This passage establishes four great festivals of the Bahá’í year. The two designated by Bahá’u’lláh as “the two Most Great Festivals” are, first, the Festival of Riḍván, which commemorates Bahá’u’lláh’s Declaration of His Prophetic Mission in the Garden of Riḍván in Baghdád during twelve days in April/May 1863 and is referred to by Him as “the King of Festivals” and, second, the Báb’s Declaration, which occurred in May 1844 in Shíráz. The first, ninth and twelfth days of the Festival of Riḍván are Holy Days (Q&A ), as is the day of the Declaration of the Báb.
The “two other Festivals” are the anniversaries of the births of Bahá’u’lláh and the Báb. In the Muslim lunar calendar these fall on consecutive days, the birth of Bahá’u’lláh on the second day of the month of Muharram 1233 A.H. (12 November 1817), and the birth of the Báb on the first day of the same month 1235 A.H. (20 October 1819), respectively.
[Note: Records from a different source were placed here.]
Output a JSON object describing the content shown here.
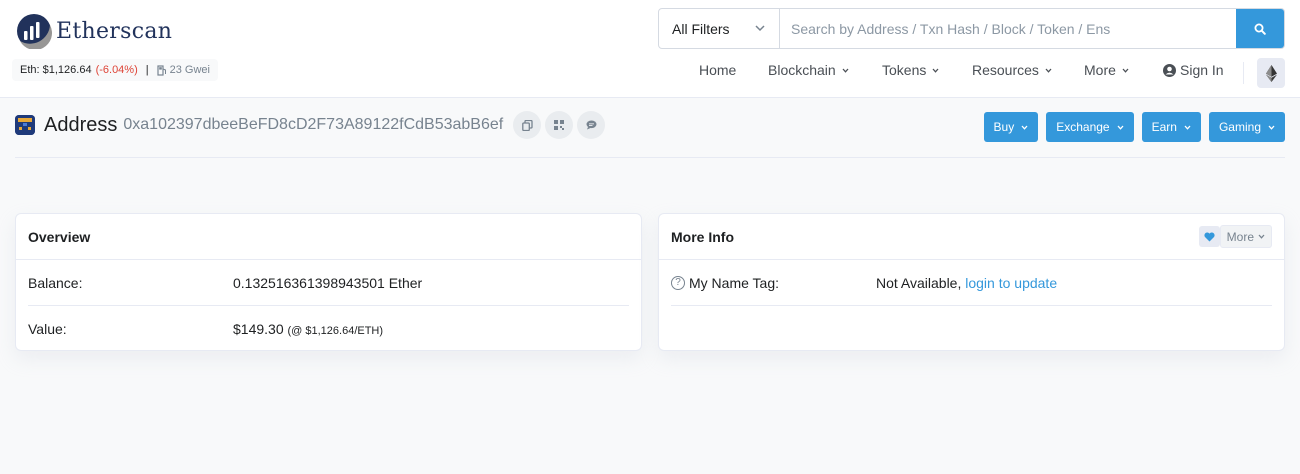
{
  "brand": {
    "name": "Etherscan"
  },
  "price": {
    "eth_label": "Eth: $1,126.64",
    "change": "(-6.04%)",
    "separator": "|",
    "gas": "23 Gwei"
  },
  "search": {
    "filter": "All Filters",
    "placeholder": "Search by Address / Txn Hash / Block / Token / Ens"
  },
  "nav": {
    "home": "Home",
    "blockchain": "Blockchain",
    "tokens": "Tokens",
    "resources": "Resources",
    "more": "More",
    "signin": "Sign In"
  },
  "address": {
    "title": "Address",
    "hash": "0xa102397dbeeBeFD8cD2F73A89122fCdB53abB6ef"
  },
  "actions": {
    "buy": "Buy",
    "exchange": "Exchange",
    "earn": "Earn",
    "gaming": "Gaming"
  },
  "overview": {
    "title": "Overview",
    "balance_label": "Balance:",
    "balance_value": "0.132516361398943501 Ether",
    "value_label": "Value:",
    "value_amount": "$149.30",
    "value_rate": "(@ $1,126.64/ETH)"
  },
  "more_info": {
    "title": "More Info",
    "more_label": "More",
    "name_tag_label": "My Name Tag:",
    "name_tag_value": "Not Available,",
    "name_tag_link": "login to update"
  },
  "colors": {
    "accent": "#3498db",
    "negative": "#de4437",
    "brand": "#21325b"
  }
}
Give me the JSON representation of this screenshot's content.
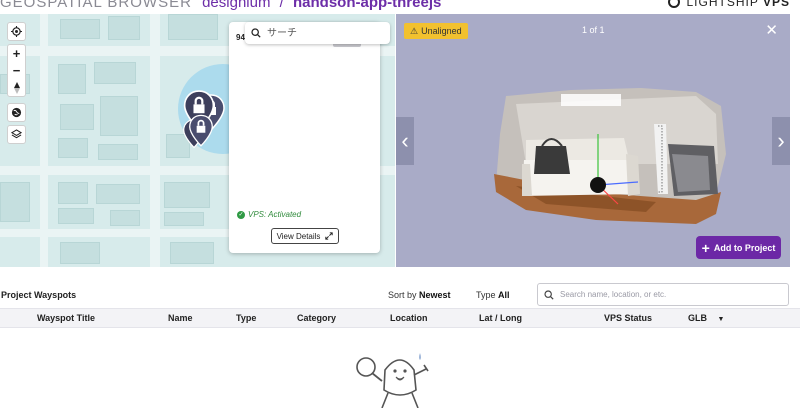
{
  "header": {
    "app_title": "GEOSPATIAL BROWSER",
    "org": "designium",
    "separator": "/",
    "project": "handson-app-threejs",
    "brand_name": "LIGHTSHIP",
    "brand_suffix": "VPS"
  },
  "map": {
    "controls": [
      "locate-icon",
      "zoom-in-icon",
      "zoom-out-icon",
      "compass-icon",
      "globe-icon",
      "layers-icon"
    ],
    "zoom_in": "+",
    "zoom_out": "−"
  },
  "popup": {
    "title_prefix": "94",
    "search_placeholder": "サーチ",
    "vps_status": "VPS: Activated",
    "view_details": "View Details"
  },
  "viewer": {
    "status_badge": "Unaligned",
    "counter": "1 of 1",
    "add_button": "Add to Project"
  },
  "wayspots": {
    "title": "Project Wayspots",
    "sort_label": "Sort by",
    "sort_value": "Newest",
    "type_label": "Type",
    "type_value": "All",
    "search_placeholder": "Search name, location, or etc.",
    "columns": [
      "Wayspot Title",
      "Name",
      "Type",
      "Category",
      "Location",
      "Lat / Long",
      "VPS Status",
      "GLB"
    ]
  },
  "colors": {
    "accent": "#6c28a6",
    "badge": "#f2c12e",
    "viewer_bg": "#a9abc7",
    "map_bg": "#d7ebeb",
    "activated": "#2f8a3b"
  }
}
They are thus referred to as the “Twin Birthdays” and Bahá’u’lláh states that these two days are accounted as one in the sight of God (Q&A ). He states that, should they fall within the month of fasting, the command to fast shall not apply on those days (Q&A ). Given that the Bahá’í calendar (see notes and ) is a solar calendar, it remains for the Universal House of Justice to determine whether the Twin Holy Birthdays are to be celebrated on a solar or lunar basis.
(The Kitáb-i-Aqdas, The Most Holy Book, Notes No. 138)
“The Most Great Festival is, indeed, the King of Festivals”
A reference to the Riḍván Festival.
(The Kitáb-i-Aqdas, The Most Holy Book, Notes No. 140)
“The number of months in a year, appointed in the Book of God, is nineteen.”
The Bahá’í year, in accordance with the Badí‘ calendar, consists of nineteen months of nineteen days each, with the addition of certain intercalary days (four in an ordinary year and five in a leap year) between the eighteenth and nineteenth months in order to adjust the calendar to the solar year. The Báb named the months after certain attributes of God. The Bahá’í New Year, Naw-Rúz, is astronomically fixed, coinciding with the March equinox (see note ). For further details, including the names of the days of the week and the months, see the section on the Bahá’í calendar in The Bahá’í World, volume XVIII.
(The Kitáb-i-Aqdas, The Most Holy Book, Notes No. 147)